Only recovering alcoholics or those trying to get on the path to recovery are allowed to attend closed AA meetings.
On the other hand, friends, spouses and family members are welcome to attend open meetings. The beauty with AA is that they allow you to choose any meeting you wish to attend. For some people, it is preferable to separate their normal lives from their recovery. However, some people recover faster when their families and friends are near them.
AA 12 Steps
These 12 Steps have been the backbone of the AA meetings. The steps are meant to be followed as a cycle although they are listed linearly. Some of the steps mentioned could be revisited until the recovering alcoholic is comfortable during that stage of their recovery process.
Admitting that you have a problem and accepting that you need assistance is the first step. Following steps are consciously deciding you want to stop the habit; accepting your wrongs and those others did to you; correcting your mistakes; committing to keep on the road to recovery. More on the 12 steps can be found here
Common Reasons For Not Attending AA
Since attending AA meetings may bring discomfort, so many people will find reasons not to attend such meetings. Most excuses people give include
- They are not convinced the meetings can help them
- They fear running into a person who knows them
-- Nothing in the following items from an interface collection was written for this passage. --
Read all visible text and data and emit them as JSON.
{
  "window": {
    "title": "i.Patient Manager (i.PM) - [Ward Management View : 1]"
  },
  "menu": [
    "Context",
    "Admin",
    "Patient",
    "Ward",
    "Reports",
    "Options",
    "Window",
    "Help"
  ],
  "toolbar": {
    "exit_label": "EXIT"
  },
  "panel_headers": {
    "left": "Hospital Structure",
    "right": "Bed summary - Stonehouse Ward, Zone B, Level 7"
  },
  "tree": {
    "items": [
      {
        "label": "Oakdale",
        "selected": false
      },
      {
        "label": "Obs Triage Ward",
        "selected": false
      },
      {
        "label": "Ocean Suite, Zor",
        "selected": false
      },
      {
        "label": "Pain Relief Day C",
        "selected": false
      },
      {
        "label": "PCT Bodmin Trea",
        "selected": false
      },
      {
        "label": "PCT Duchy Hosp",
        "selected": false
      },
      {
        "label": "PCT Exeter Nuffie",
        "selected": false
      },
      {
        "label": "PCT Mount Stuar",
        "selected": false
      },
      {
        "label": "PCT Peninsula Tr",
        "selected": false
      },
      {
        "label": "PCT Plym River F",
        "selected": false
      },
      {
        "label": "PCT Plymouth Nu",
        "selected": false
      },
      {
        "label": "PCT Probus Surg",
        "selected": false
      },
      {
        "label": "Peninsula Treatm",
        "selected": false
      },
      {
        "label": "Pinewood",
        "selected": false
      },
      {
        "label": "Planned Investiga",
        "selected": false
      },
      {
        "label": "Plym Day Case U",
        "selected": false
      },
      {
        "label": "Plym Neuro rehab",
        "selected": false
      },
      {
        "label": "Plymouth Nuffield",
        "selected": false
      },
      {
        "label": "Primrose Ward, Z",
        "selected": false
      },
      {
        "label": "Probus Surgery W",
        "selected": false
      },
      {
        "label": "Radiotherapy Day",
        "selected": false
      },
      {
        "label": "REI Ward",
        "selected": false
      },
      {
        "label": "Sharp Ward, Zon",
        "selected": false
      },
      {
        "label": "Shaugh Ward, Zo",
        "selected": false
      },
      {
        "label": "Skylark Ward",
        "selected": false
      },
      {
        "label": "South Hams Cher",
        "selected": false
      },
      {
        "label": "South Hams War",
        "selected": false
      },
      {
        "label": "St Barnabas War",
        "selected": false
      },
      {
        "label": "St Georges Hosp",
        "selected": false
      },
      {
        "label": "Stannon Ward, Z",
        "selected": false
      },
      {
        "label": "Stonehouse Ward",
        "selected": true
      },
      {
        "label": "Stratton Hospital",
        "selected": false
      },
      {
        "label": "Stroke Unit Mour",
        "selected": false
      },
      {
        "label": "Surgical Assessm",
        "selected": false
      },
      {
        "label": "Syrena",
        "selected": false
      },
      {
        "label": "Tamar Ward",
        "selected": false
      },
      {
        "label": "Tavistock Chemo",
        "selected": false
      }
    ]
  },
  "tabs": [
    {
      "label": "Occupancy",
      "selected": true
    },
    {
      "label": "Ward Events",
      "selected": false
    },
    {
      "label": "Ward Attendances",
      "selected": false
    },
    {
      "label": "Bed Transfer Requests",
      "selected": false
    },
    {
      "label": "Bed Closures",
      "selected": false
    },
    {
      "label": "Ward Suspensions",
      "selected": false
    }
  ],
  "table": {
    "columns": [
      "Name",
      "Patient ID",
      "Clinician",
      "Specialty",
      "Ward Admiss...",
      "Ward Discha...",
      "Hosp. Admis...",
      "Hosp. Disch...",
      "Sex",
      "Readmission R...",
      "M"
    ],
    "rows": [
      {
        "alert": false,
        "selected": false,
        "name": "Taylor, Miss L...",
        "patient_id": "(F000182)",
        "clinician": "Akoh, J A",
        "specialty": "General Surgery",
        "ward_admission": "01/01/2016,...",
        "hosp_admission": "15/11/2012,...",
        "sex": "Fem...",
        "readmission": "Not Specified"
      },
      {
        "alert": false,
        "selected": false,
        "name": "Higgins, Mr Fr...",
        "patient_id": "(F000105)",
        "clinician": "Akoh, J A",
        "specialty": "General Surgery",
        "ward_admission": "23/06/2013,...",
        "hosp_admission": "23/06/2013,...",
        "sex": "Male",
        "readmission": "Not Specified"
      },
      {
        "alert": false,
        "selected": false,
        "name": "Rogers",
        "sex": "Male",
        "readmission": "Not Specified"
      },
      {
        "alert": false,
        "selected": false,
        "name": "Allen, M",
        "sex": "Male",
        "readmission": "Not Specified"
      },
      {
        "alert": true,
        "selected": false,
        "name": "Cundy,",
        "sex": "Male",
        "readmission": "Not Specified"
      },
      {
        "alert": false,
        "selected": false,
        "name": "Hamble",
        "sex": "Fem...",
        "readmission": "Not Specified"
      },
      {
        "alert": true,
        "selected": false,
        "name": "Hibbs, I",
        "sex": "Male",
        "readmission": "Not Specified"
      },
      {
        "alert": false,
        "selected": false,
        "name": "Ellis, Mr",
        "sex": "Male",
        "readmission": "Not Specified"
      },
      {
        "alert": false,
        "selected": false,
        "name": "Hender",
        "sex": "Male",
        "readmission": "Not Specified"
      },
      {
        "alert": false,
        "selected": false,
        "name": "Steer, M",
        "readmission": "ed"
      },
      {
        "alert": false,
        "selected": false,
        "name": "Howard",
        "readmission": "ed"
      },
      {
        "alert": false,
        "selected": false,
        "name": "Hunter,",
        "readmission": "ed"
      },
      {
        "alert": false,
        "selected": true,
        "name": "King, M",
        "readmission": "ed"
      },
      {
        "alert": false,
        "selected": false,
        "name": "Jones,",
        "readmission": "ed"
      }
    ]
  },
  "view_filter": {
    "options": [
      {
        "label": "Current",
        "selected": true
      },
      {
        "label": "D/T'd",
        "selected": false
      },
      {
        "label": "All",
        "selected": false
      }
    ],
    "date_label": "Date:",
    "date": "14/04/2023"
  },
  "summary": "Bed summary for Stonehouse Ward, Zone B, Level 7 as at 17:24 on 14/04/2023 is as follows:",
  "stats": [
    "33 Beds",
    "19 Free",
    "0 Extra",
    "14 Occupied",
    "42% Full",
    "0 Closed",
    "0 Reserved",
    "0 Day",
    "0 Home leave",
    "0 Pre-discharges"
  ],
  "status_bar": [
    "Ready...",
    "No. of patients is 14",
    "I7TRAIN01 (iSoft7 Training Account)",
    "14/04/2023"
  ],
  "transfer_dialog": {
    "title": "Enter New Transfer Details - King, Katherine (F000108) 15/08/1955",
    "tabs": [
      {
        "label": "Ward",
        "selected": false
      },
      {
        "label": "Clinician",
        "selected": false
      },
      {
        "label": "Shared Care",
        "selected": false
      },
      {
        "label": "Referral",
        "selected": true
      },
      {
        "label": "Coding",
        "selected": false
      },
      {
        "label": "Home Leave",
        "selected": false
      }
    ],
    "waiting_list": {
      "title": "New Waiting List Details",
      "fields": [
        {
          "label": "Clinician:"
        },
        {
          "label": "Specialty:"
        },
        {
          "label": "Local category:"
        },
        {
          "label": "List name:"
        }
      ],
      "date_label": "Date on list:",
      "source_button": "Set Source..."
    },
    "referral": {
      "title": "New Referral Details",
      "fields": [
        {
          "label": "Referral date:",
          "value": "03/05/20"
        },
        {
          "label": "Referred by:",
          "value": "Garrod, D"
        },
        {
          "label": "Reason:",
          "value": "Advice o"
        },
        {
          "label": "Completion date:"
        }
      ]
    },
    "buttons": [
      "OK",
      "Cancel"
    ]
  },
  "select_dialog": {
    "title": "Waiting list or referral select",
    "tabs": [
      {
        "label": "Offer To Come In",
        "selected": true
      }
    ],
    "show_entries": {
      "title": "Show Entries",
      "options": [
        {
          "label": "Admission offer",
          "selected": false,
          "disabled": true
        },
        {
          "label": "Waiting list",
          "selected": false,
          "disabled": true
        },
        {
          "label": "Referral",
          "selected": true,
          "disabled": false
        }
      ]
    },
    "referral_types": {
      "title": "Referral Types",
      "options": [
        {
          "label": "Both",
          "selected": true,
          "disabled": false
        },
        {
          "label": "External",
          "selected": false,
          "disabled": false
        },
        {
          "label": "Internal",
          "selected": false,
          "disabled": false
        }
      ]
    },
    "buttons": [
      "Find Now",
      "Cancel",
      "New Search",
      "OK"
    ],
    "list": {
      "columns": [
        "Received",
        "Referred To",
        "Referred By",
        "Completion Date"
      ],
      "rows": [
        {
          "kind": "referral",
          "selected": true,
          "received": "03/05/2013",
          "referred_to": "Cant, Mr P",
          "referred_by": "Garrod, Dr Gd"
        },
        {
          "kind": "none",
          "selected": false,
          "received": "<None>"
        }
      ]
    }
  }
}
- They aren't sure they really have a problem
It is important at this stage to focus on the fact that you have genuine reasons for having considered going to the meetings in the first place even if the other reasons are weighing heavily on you.
If you suspect that the problem exists, you're probably right. Attending a meeting may end up saving you a lifetime of pain and destruction brought about by the addiction to alcohol.
AA Groups Near You
Regardless of where you are living you will not have any difficulties in finding an AA group within the locality. There is usually a schedule of meetings for each group; it is best to join as soon as you can. Make up your mind what kind of group you want to join, closed or open, then go through our online meeting finder to locate one near you. Call us no 0800 772 3971 we are happy to help you locate an AA group today.